I instead settled on kicking back at the airport lounge listening to music and sea stories of Munro's more senior crew. I was having a blast relaxing and winding down, when out of the corner of my eye I spotted a familiar face. I've never been a real big fan of TV, but you would have to be living under a rock to be on a cutter in the Bering Sea and to have never heard of Sig Hansen. Hansen is the Captain of the F/V Northwestern prominently featured on The Discovery Channel's show The Deadliest Catch. I politely excused myself from the group and grabbed my camera and mustered up the courage to approach him and ask if I could take a picture with him and his crew. He looked at me and responded "No I'm working...What do I look like a tourist attraction or something?" Then he grinned and agreed to do it as long as I made it quick so that all his fishing buddies didn't see it. My guess is that they probably give him a hard time about incidents like this. I returned to the group to brandish my trophy when in walked another Captain whom I recognized, but couldn't remember his name.

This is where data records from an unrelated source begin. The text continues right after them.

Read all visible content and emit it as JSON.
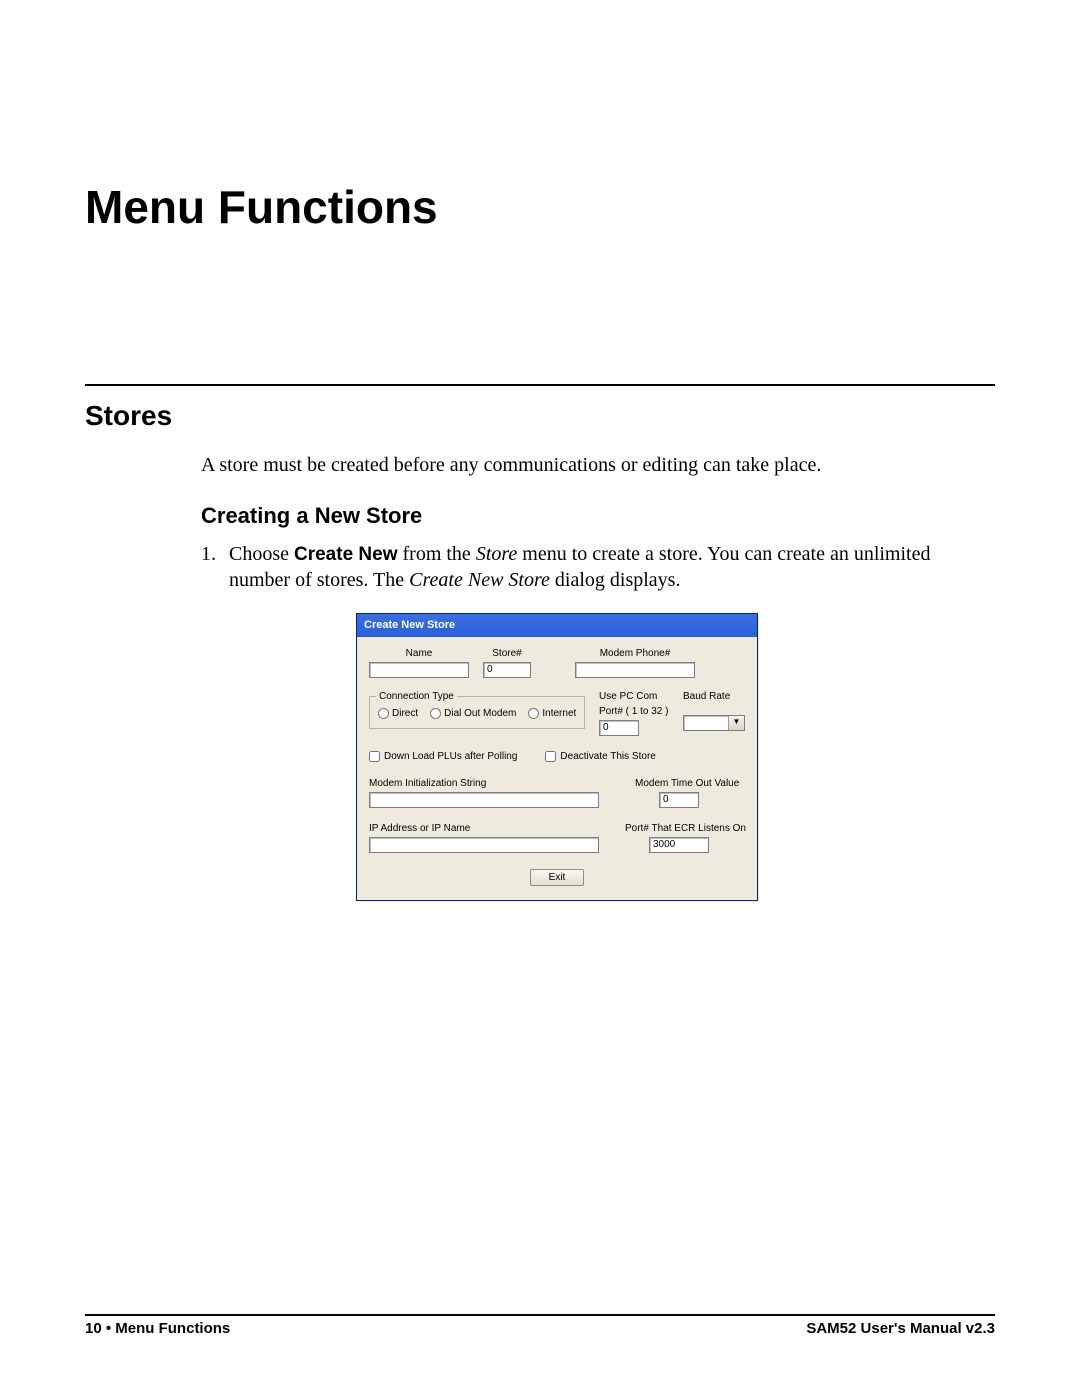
{
  "page": {
    "h1": "Menu Functions",
    "h2": "Stores",
    "intro": "A store must be created before any communications or editing can take place.",
    "h3": "Creating a New Store",
    "step1_num": "1.",
    "step1_a": "Choose ",
    "step1_b": "Create New",
    "step1_c": " from the ",
    "step1_d": "Store",
    "step1_e": " menu to create a store.  You can create an unlimited number of stores.  The ",
    "step1_f": "Create New Store",
    "step1_g": " dialog displays."
  },
  "dialog": {
    "title": "Create New Store",
    "name_lbl": "Name",
    "name_val": "",
    "storeno_lbl": "Store#",
    "storeno_val": "0",
    "modemphone_lbl": "Modem Phone#",
    "modemphone_val": "",
    "conn_legend": "Connection Type",
    "conn_direct": "Direct",
    "conn_dial": "Dial Out Modem",
    "conn_internet": "Internet",
    "pccom_lbl1": "Use PC Com",
    "pccom_lbl2": "Port# ( 1  to 32 )",
    "pccom_val": "0",
    "baud_lbl": "Baud Rate",
    "baud_val": "",
    "chk_download": "Down Load PLUs after Polling",
    "chk_deact": "Deactivate This Store",
    "modeminit_lbl": "Modem Initialization String",
    "modeminit_val": "",
    "timeout_lbl": "Modem Time Out Value",
    "timeout_val": "0",
    "ip_lbl": "IP Address or IP Name",
    "ip_val": "",
    "ecrport_lbl": "Port# That ECR Listens On",
    "ecrport_val": "3000",
    "exit_btn": "Exit"
  },
  "footer": {
    "left_page": "10",
    "left_sep": "  •  ",
    "left_section": "Menu Functions",
    "right": "SAM52 User's Manual v2.3"
  }
}
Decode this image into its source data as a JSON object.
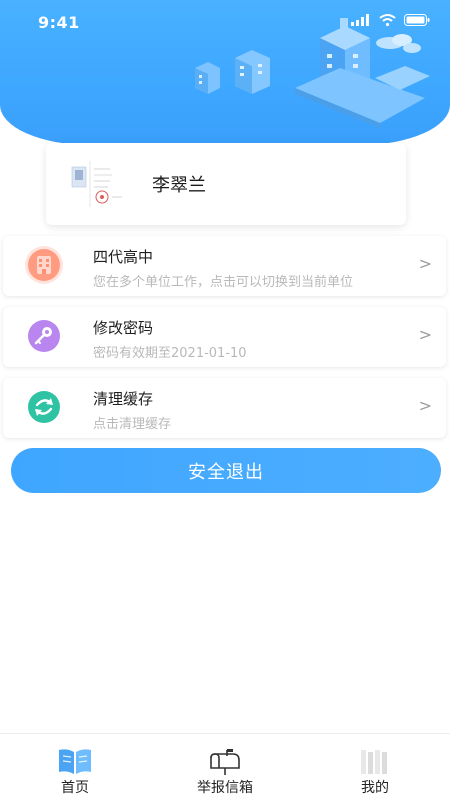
{
  "status_bar": {
    "time": "9:41"
  },
  "profile": {
    "name": "李翠兰"
  },
  "menu": [
    {
      "title": "四代高中",
      "subtitle": "您在多个单位工作，点击可以切换到当前单位",
      "icon": "building-icon",
      "color": "#ff8f73"
    },
    {
      "title": "修改密码",
      "subtitle": "密码有效期至2021-01-10",
      "icon": "key-icon",
      "color": "#b07ee8"
    },
    {
      "title": "清理缓存",
      "subtitle": "点击清理缓存",
      "icon": "refresh-icon",
      "color": "#2fc3a3"
    }
  ],
  "actions": {
    "logout": "安全退出"
  },
  "chevron": ">",
  "nav": [
    {
      "label": "首页",
      "icon": "book-icon"
    },
    {
      "label": "举报信箱",
      "icon": "mailbox-icon"
    },
    {
      "label": "我的",
      "icon": "person-icon"
    }
  ],
  "colors": {
    "primary": "#3ea7ff",
    "header": "#49b1ff"
  }
}
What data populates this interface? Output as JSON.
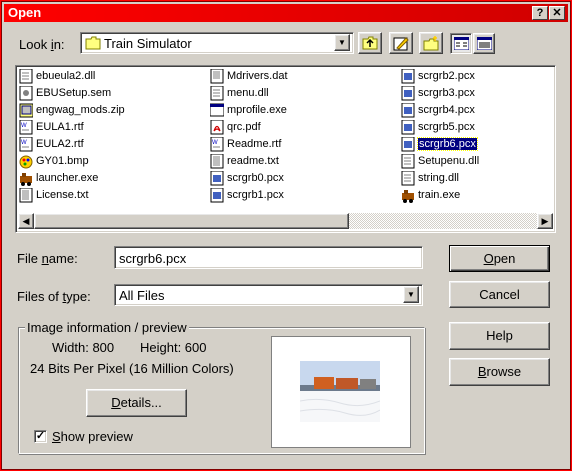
{
  "window": {
    "title": "Open",
    "help_btn": "?",
    "close_btn": "✕"
  },
  "lookin": {
    "label_pre": "Look ",
    "label_key": "i",
    "label_post": "n:",
    "value": "Train Simulator"
  },
  "files": {
    "col1": [
      "ebueula2.dll",
      "EBUSetup.sem",
      "engwag_mods.zip",
      "EULA1.rtf",
      "EULA2.rtf",
      "GY01.bmp",
      "launcher.exe",
      "License.txt"
    ],
    "col2": [
      "Mdrivers.dat",
      "menu.dll",
      "mprofile.exe",
      "qrc.pdf",
      "Readme.rtf",
      "readme.txt",
      "scrgrb0.pcx",
      "scrgrb1.pcx"
    ],
    "col3": [
      "scrgrb2.pcx",
      "scrgrb3.pcx",
      "scrgrb4.pcx",
      "scrgrb5.pcx",
      "scrgrb6.pcx",
      "Setupenu.dll",
      "string.dll",
      "train.exe"
    ]
  },
  "filename": {
    "label_pre": "File ",
    "label_key": "n",
    "label_post": "ame:",
    "value": "scrgrb6.pcx"
  },
  "filetype": {
    "label_pre": "Files of ",
    "label_key": "t",
    "label_post": "ype:",
    "value": "All Files"
  },
  "buttons": {
    "open_key": "O",
    "open_rest": "pen",
    "cancel": "Cancel",
    "help": "Help",
    "browse_key": "B",
    "browse_rest": "rowse",
    "details_key": "D",
    "details_rest": "etails..."
  },
  "preview": {
    "group_label": "Image information / preview",
    "width": "Width: 800",
    "height": "Height: 600",
    "bits": "24 Bits Per Pixel (16 Million Colors)",
    "show_key": "S",
    "show_rest": "how preview",
    "show_checked": "✓"
  }
}
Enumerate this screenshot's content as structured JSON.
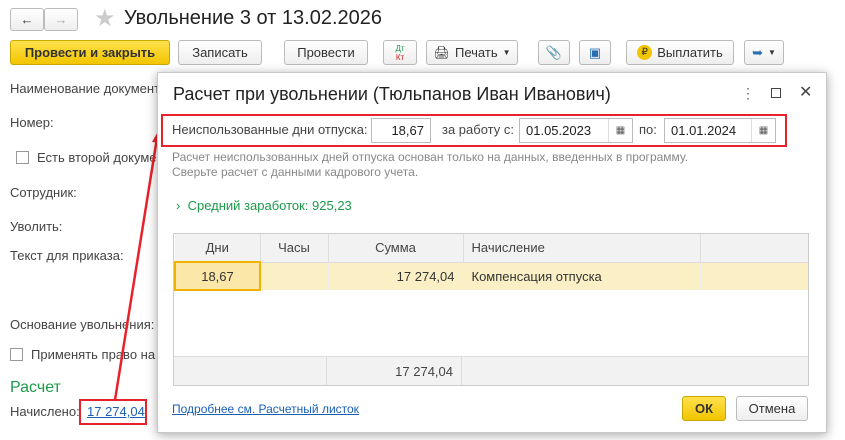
{
  "header": {
    "title": "Увольнение 3 от 13.02.2026"
  },
  "toolbar": {
    "post_close": "Провести и закрыть",
    "save": "Записать",
    "post": "Провести",
    "dt": "Дт",
    "kt": "Кт",
    "print": "Печать",
    "pay": "Выплатить"
  },
  "form": {
    "doc_name_label": "Наименование документ",
    "number_label": "Номер:",
    "second_doc_label": "Есть второй докуме",
    "employee_label": "Сотрудник:",
    "dismiss_label": "Уволить:",
    "order_text_label": "Текст для приказа:",
    "reason_label": "Основание увольнения:",
    "apply_right_label": "Применять право на",
    "calc_heading": "Расчет",
    "accrued_label": "Начислено:",
    "accrued_value": "17 274,04"
  },
  "dialog": {
    "title": "Расчет при увольнении (Тюльпанов Иван Иванович)",
    "unused_days_label": "Неиспользованные дни отпуска:",
    "unused_days_value": "18,67",
    "work_from_label": "за работу с:",
    "work_from_value": "01.05.2023",
    "to_label": "по:",
    "to_value": "01.01.2024",
    "note_line1": "Расчет неиспользованных дней отпуска основан только на данных, введенных в программу.",
    "note_line2": "Сверьте расчет с данными кадрового учета.",
    "avg_earnings": "Средний заработок: 925,23",
    "table": {
      "columns": [
        "Дни",
        "Часы",
        "Сумма",
        "Начисление",
        ""
      ],
      "rows": [
        {
          "days": "18,67",
          "hours": "",
          "sum": "17 274,04",
          "accrual": "Компенсация отпуска"
        }
      ],
      "total_sum": "17 274,04"
    },
    "details_link": "Подробнее см. Расчетный листок",
    "ok": "ОК",
    "cancel": "Отмена"
  },
  "colors": {
    "accent_yellow": "#f2c500",
    "highlight_red": "#e8222c",
    "green": "#1c9a4a",
    "selected_row": "#fbf0c5"
  }
}
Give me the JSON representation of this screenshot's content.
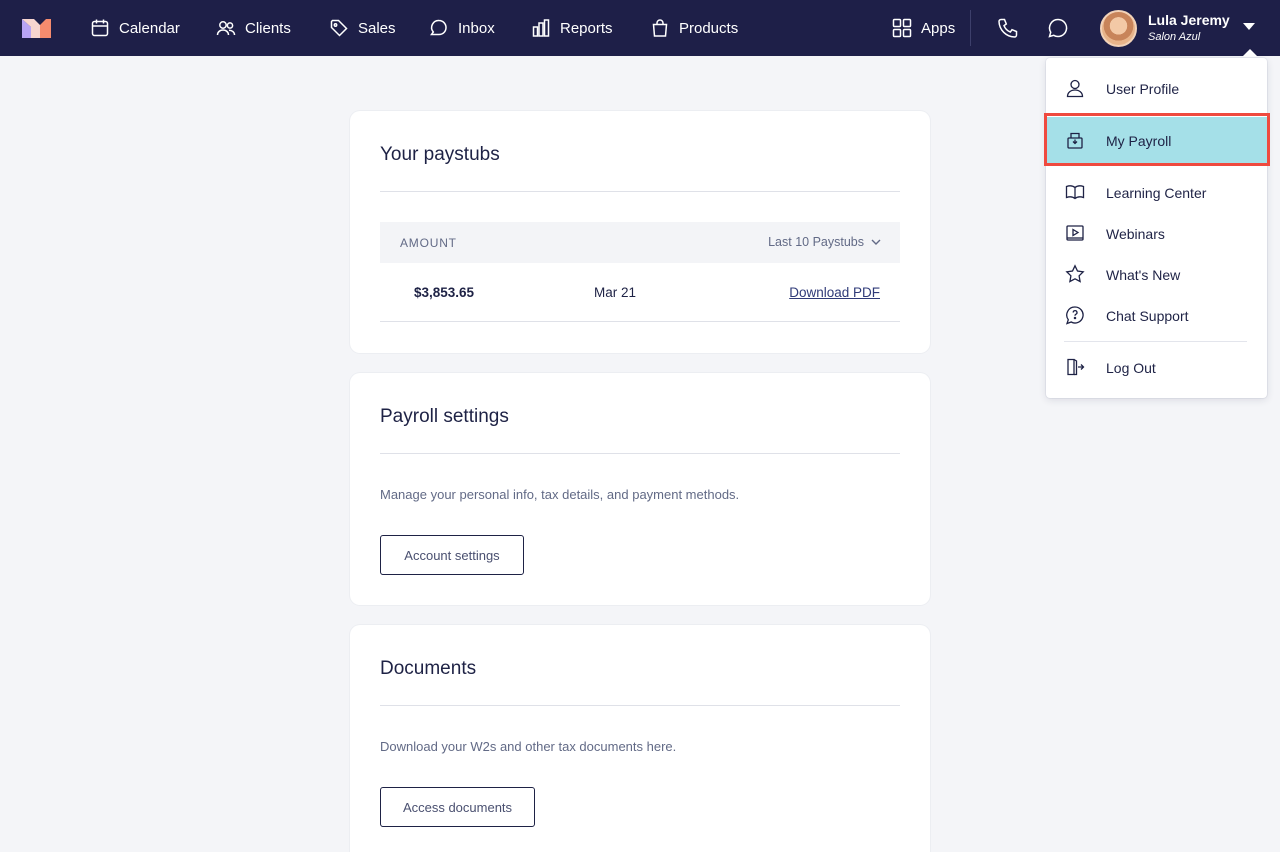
{
  "nav": {
    "items": [
      {
        "label": "Calendar",
        "icon": "calendar-icon"
      },
      {
        "label": "Clients",
        "icon": "clients-icon"
      },
      {
        "label": "Sales",
        "icon": "tag-icon"
      },
      {
        "label": "Inbox",
        "icon": "inbox-icon"
      },
      {
        "label": "Reports",
        "icon": "reports-icon"
      },
      {
        "label": "Products",
        "icon": "bag-icon"
      }
    ],
    "apps_label": "Apps",
    "user": {
      "name": "Lula Jeremy",
      "salon": "Salon Azul"
    }
  },
  "paystubs": {
    "title": "Your paystubs",
    "col_amount": "AMOUNT",
    "filter_label": "Last 10 Paystubs",
    "rows": [
      {
        "amount": "$3,853.65",
        "date": "Mar 21",
        "link": "Download PDF"
      }
    ]
  },
  "payroll_settings": {
    "title": "Payroll settings",
    "description": "Manage your personal info, tax details, and payment methods.",
    "button": "Account settings"
  },
  "documents": {
    "title": "Documents",
    "description": "Download your W2s and other tax documents here.",
    "button": "Access documents"
  },
  "menu": {
    "items": [
      {
        "label": "User Profile",
        "icon": "user-icon"
      },
      {
        "label": "My Payroll",
        "icon": "payroll-icon",
        "highlighted": true
      },
      {
        "label": "Learning Center",
        "icon": "book-icon"
      },
      {
        "label": "Webinars",
        "icon": "video-icon"
      },
      {
        "label": "What's New",
        "icon": "star-icon"
      },
      {
        "label": "Chat Support",
        "icon": "chat-support-icon"
      },
      {
        "label": "Log Out",
        "icon": "logout-icon"
      }
    ]
  },
  "colors": {
    "nav_bg": "#1e1f48",
    "page_bg": "#f4f5f8",
    "highlight_bg": "#a5e0e8",
    "highlight_border": "#ef4a3f",
    "link": "#2f3a78"
  }
}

Now, that might not do it for some people, but it was a pretty cool experience for me. In conclusion although there is not any trees in Dutch if you keep your mind open and can be easily amused there is plenty attractions for the tourist to find."


My beloved sent me fall-themed arrangement to adorn my hovel of a desk.
I married up, didn't I?

Sunday, October 11, 2009

Snow in Power Line Pass

Tok and I enjoyed a climb into Power Line Pass, where our growing puppy found chunks of snow to chew on, and I took in the views of the snow capped mountains.

Saturday, October 10, 2009

Sounds of Fall

In my evening strolls with Tok, we take a path around Baxter Bog. This trail is maintained by the Municipality of Anchorage and it is frequented by runners, bikers, and dog walkers alike. A month ago, Tok and I ran into moose almost each eve. I loved the views of the nearby mountains and the oranges and yellows as leaves changed. A week ago, winds picked up, and now that trail is covered in those leaves. As I walk, I cannot help but kick my feet every so often; thus, shuffling leaves around and making that unmistakable sound of fall: swish, swish, swish…now if it would only snow so I can make that other seasonal sound: crunch, crunch, crunch.

Saturday, October 3, 2009

Yellow Brick Road

From the little work desk at the office on a rainy Saturday afternoon, I logged onto my facebook account to update my status. From the status feeds I see that my friend - and now Student Activities Director at Lees-McRae College -posted new photos from the Homecoming parade in Banner Elk, NC. This morning, friends and loved ones marched on a gloriously sunshine-y day to the theme of "Follow the Yellow Brick Road" theme for this year's homecoming.
I swear, I live in hands down, without a doubt, one of the most beautiful places on this planet. And yet, when I see those smiles faces and those hillsides of the Appalachians, I feel so homesick.

Natural Disasters

Earlier this week, in shock, I watched nature's wrath in the Phillipines and American Samoa. In the back of my head, I thought, "Hmmm, that gives us about two weeks until the plate movement catches up."

Four days later, the Cleveland volcano erupts out on the Aluetian chain. I am in Anchorage and have a volcano kit with me, and the house in Kodiak is volcano-prepped. Earthquakes, avalanches, and volcanoes...I love the last Frontier. You never know what may occur.